Instructions to follow:
Every record should be restated exactly, with no images included.
+--
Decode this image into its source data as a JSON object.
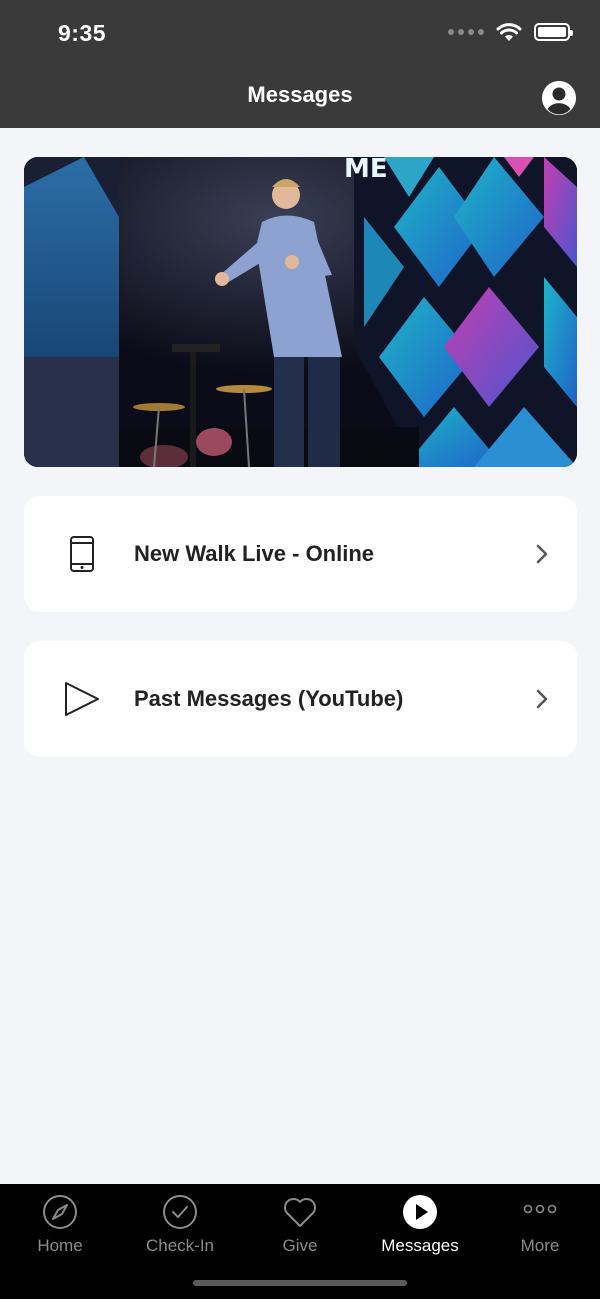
{
  "status_bar": {
    "time": "9:35"
  },
  "header": {
    "title": "Messages",
    "profile_icon": "person-circle-icon"
  },
  "hero": {
    "image_description_icon": "speaker-on-stage-image"
  },
  "cards": [
    {
      "label": "New Walk Live - Online",
      "icon": "smartphone-icon"
    },
    {
      "label": "Past Messages (YouTube)",
      "icon": "play-outline-icon"
    }
  ],
  "tabs": [
    {
      "label": "Home",
      "icon": "compass-icon",
      "active": false
    },
    {
      "label": "Check-In",
      "icon": "check-circle-icon",
      "active": false
    },
    {
      "label": "Give",
      "icon": "heart-icon",
      "active": false
    },
    {
      "label": "Messages",
      "icon": "play-circle-icon",
      "active": true
    },
    {
      "label": "More",
      "icon": "more-dots-icon",
      "active": false
    }
  ],
  "colors": {
    "header_bg": "#3a3a3a",
    "page_bg": "#f4f5f9",
    "tabbar_bg": "#000000",
    "tab_active": "#ffffff",
    "tab_inactive": "#8b8b8b"
  }
}
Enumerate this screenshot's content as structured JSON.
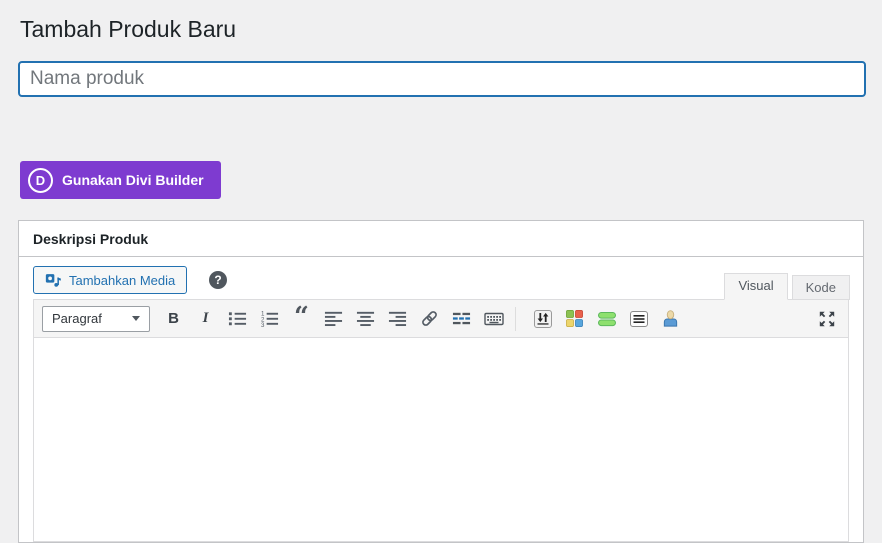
{
  "page_title": "Tambah Produk Baru",
  "title_field": {
    "placeholder": "Nama produk",
    "value": ""
  },
  "divi": {
    "button_label": "Gunakan Divi Builder",
    "logo_letter": "D"
  },
  "description_panel": {
    "heading": "Deskripsi Produk",
    "add_media_button": "Tambahkan Media",
    "help_glyph": "?",
    "tabs": {
      "visual": "Visual",
      "code": "Kode"
    },
    "toolbar": {
      "format_select": "Paragraf",
      "bold_glyph": "B",
      "italic_glyph": "I",
      "blockquote_glyph": "“",
      "icons": [
        "bulleted-list-icon",
        "numbered-list-icon",
        "blockquote-icon",
        "align-left-icon",
        "align-center-icon",
        "align-right-icon",
        "link-icon",
        "read-more-icon",
        "keyboard-icon",
        "sort-arrows-page-icon",
        "colored-blocks-icon",
        "green-bars-icon",
        "text-lines-page-icon",
        "user-icon",
        "fullscreen-icon"
      ]
    },
    "content": ""
  },
  "colors": {
    "accent_blue": "#2271b1",
    "divi_purple": "#7e3bd0",
    "page_background": "#f0f0f1",
    "panel_border": "#c3c4c7",
    "toolbar_background": "#f5f5f5",
    "icon_gray": "#555d66"
  }
}
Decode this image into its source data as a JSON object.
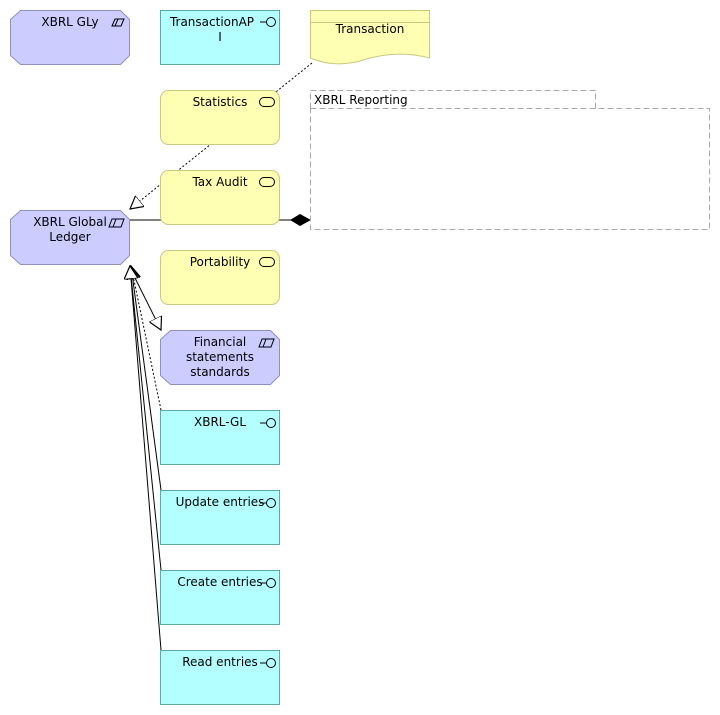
{
  "diagram": {
    "colors": {
      "business_object": "#ccccff",
      "business_object_stroke": "#9090c0",
      "app_interface": "#b3ffff",
      "app_interface_stroke": "#5fa8a8",
      "service": "#ffffb3",
      "service_stroke": "#c8c880",
      "group_stroke": "#aaaaaa"
    },
    "nodes": [
      {
        "id": "xbrl-gly",
        "type": "data-object",
        "label_lines": [
          "XBRL GLy"
        ],
        "icon": "data-object-icon"
      },
      {
        "id": "transaction-api",
        "type": "application-interface",
        "label_lines": [
          "TransactionAP",
          "I"
        ],
        "icon": "interface-icon"
      },
      {
        "id": "transaction",
        "type": "representation",
        "label_lines": [
          "Transaction"
        ]
      },
      {
        "id": "statistics",
        "type": "business-service",
        "label_lines": [
          "Statistics"
        ],
        "icon": "service-icon"
      },
      {
        "id": "xbrl-reporting",
        "type": "group",
        "label_lines": [
          "XBRL Reporting"
        ]
      },
      {
        "id": "tax-audit",
        "type": "business-service",
        "label_lines": [
          "Tax Audit"
        ],
        "icon": "service-icon"
      },
      {
        "id": "xbrl-global-ledger",
        "type": "data-object",
        "label_lines": [
          "XBRL Global",
          "Ledger"
        ],
        "icon": "data-object-icon"
      },
      {
        "id": "portability",
        "type": "business-service",
        "label_lines": [
          "Portability"
        ],
        "icon": "service-icon"
      },
      {
        "id": "financial-statements-standards",
        "type": "data-object",
        "label_lines": [
          "Financial",
          "statements",
          "standards"
        ],
        "icon": "data-object-icon"
      },
      {
        "id": "xbrl-gl",
        "type": "application-interface",
        "label_lines": [
          "XBRL-GL"
        ],
        "icon": "interface-icon"
      },
      {
        "id": "update-entries",
        "type": "application-interface",
        "label_lines": [
          "Update entries"
        ],
        "icon": "interface-icon"
      },
      {
        "id": "create-entries",
        "type": "application-interface",
        "label_lines": [
          "Create entries"
        ],
        "icon": "interface-icon"
      },
      {
        "id": "read-entries",
        "type": "application-interface",
        "label_lines": [
          "Read entries"
        ],
        "icon": "interface-icon"
      }
    ],
    "edges": [
      {
        "from": "transaction",
        "to": "xbrl-global-ledger",
        "type": "realization",
        "style": "dotted",
        "head": "hollow-triangle"
      },
      {
        "from": "xbrl-global-ledger",
        "to": "xbrl-reporting",
        "type": "composition",
        "style": "solid",
        "head": "filled-diamond"
      },
      {
        "from": "xbrl-global-ledger",
        "to": "financial-statements-standards",
        "type": "specialization",
        "style": "solid",
        "head": "hollow-triangle"
      },
      {
        "from": "xbrl-gl",
        "to": "xbrl-global-ledger",
        "type": "realization",
        "style": "dotted",
        "head": "hollow-triangle"
      },
      {
        "from": "update-entries",
        "to": "xbrl-global-ledger",
        "type": "access",
        "style": "solid",
        "head": "hollow-triangle"
      },
      {
        "from": "create-entries",
        "to": "xbrl-global-ledger",
        "type": "access",
        "style": "solid",
        "head": "hollow-triangle"
      },
      {
        "from": "read-entries",
        "to": "xbrl-global-ledger",
        "type": "access",
        "style": "solid",
        "head": "hollow-triangle"
      }
    ]
  }
}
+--
Solution for this problem:
Decode this image into its source data as a JSON object.
{
  "status_bar": {
    "time": "9:35"
  },
  "header": {
    "title": "Messages",
    "profile_icon": "person-circle-icon"
  },
  "hero": {
    "image_description_icon": "speaker-on-stage-image"
  },
  "cards": [
    {
      "label": "New Walk Live - Online",
      "icon": "smartphone-icon"
    },
    {
      "label": "Past Messages (YouTube)",
      "icon": "play-outline-icon"
    }
  ],
  "tabs": [
    {
      "label": "Home",
      "icon": "compass-icon",
      "active": false
    },
    {
      "label": "Check-In",
      "icon": "check-circle-icon",
      "active": false
    },
    {
      "label": "Give",
      "icon": "heart-icon",
      "active": false
    },
    {
      "label": "Messages",
      "icon": "play-circle-icon",
      "active": true
    },
    {
      "label": "More",
      "icon": "more-dots-icon",
      "active": false
    }
  ],
  "colors": {
    "header_bg": "#3a3a3a",
    "page_bg": "#f4f5f9",
    "tabbar_bg": "#000000",
    "tab_active": "#ffffff",
    "tab_inactive": "#8b8b8b"
  }
}
Enumerate this screenshot's content as structured JSON.
{
  "page_title": "Tambah Produk Baru",
  "title_field": {
    "placeholder": "Nama produk",
    "value": ""
  },
  "divi": {
    "button_label": "Gunakan Divi Builder",
    "logo_letter": "D"
  },
  "description_panel": {
    "heading": "Deskripsi Produk",
    "add_media_button": "Tambahkan Media",
    "help_glyph": "?",
    "tabs": {
      "visual": "Visual",
      "code": "Kode"
    },
    "toolbar": {
      "format_select": "Paragraf",
      "bold_glyph": "B",
      "italic_glyph": "I",
      "blockquote_glyph": "“",
      "icons": [
        "bulleted-list-icon",
        "numbered-list-icon",
        "blockquote-icon",
        "align-left-icon",
        "align-center-icon",
        "align-right-icon",
        "link-icon",
        "read-more-icon",
        "keyboard-icon",
        "sort-arrows-page-icon",
        "colored-blocks-icon",
        "green-bars-icon",
        "text-lines-page-icon",
        "user-icon",
        "fullscreen-icon"
      ]
    },
    "content": ""
  },
  "colors": {
    "accent_blue": "#2271b1",
    "divi_purple": "#7e3bd0",
    "page_background": "#f0f0f1",
    "panel_border": "#c3c4c7",
    "toolbar_background": "#f5f5f5",
    "icon_gray": "#555d66"
  }
}
Decode this image into its source data as a JSON object.
{
  "diagram": {
    "colors": {
      "business_object": "#ccccff",
      "business_object_stroke": "#9090c0",
      "app_interface": "#b3ffff",
      "app_interface_stroke": "#5fa8a8",
      "service": "#ffffb3",
      "service_stroke": "#c8c880",
      "group_stroke": "#aaaaaa"
    },
    "nodes": [
      {
        "id": "xbrl-gly",
        "type": "data-object",
        "label_lines": [
          "XBRL GLy"
        ],
        "icon": "data-object-icon"
      },
      {
        "id": "transaction-api",
        "type": "application-interface",
        "label_lines": [
          "TransactionAP",
          "I"
        ],
        "icon": "interface-icon"
      },
      {
        "id": "transaction",
        "type": "representation",
        "label_lines": [
          "Transaction"
        ]
      },
      {
        "id": "statistics",
        "type": "business-service",
        "label_lines": [
          "Statistics"
        ],
        "icon": "service-icon"
      },
      {
        "id": "xbrl-reporting",
        "type": "group",
        "label_lines": [
          "XBRL Reporting"
        ]
      },
      {
        "id": "tax-audit",
        "type": "business-service",
        "label_lines": [
          "Tax Audit"
        ],
        "icon": "service-icon"
      },
      {
        "id": "xbrl-global-ledger",
        "type": "data-object",
        "label_lines": [
          "XBRL Global",
          "Ledger"
        ],
        "icon": "data-object-icon"
      },
      {
        "id": "portability",
        "type": "business-service",
        "label_lines": [
          "Portability"
        ],
        "icon": "service-icon"
      },
      {
        "id": "financial-statements-standards",
        "type": "data-object",
        "label_lines": [
          "Financial",
          "statements",
          "standards"
        ],
        "icon": "data-object-icon"
      },
      {
        "id": "xbrl-gl",
        "type": "application-interface",
        "label_lines": [
          "XBRL-GL"
        ],
        "icon": "interface-icon"
      },
      {
        "id": "update-entries",
        "type": "application-interface",
        "label_lines": [
          "Update entries"
        ],
        "icon": "interface-icon"
      },
      {
        "id": "create-entries",
        "type": "application-interface",
        "label_lines": [
          "Create entries"
        ],
        "icon": "interface-icon"
      },
      {
        "id": "read-entries",
        "type": "application-interface",
        "label_lines": [
          "Read entries"
        ],
        "icon": "interface-icon"
      }
    ],
    "edges": [
      {
        "from": "transaction",
        "to": "xbrl-global-ledger",
        "type": "realization",
        "style": "dotted",
        "head": "hollow-triangle"
      },
      {
        "from": "xbrl-global-ledger",
        "to": "xbrl-reporting",
        "type": "composition",
        "style": "solid",
        "head": "filled-diamond"
      },
      {
        "from": "xbrl-global-ledger",
        "to": "financial-statements-standards",
        "type": "specialization",
        "style": "solid",
        "head": "hollow-triangle"
      },
      {
        "from": "xbrl-gl",
        "to": "xbrl-global-ledger",
        "type": "realization",
        "style": "dotted",
        "head": "hollow-triangle"
      },
      {
        "from": "update-entries",
        "to": "xbrl-global-ledger",
        "type": "access",
        "style": "solid",
        "head": "hollow-triangle"
      },
      {
        "from": "create-entries",
        "to": "xbrl-global-ledger",
        "type": "access",
        "style": "solid",
        "head": "hollow-triangle"
      },
      {
        "from": "read-entries",
        "to": "xbrl-global-ledger",
        "type": "access",
        "style": "solid",
        "head": "hollow-triangle"
      }
    ]
  }
}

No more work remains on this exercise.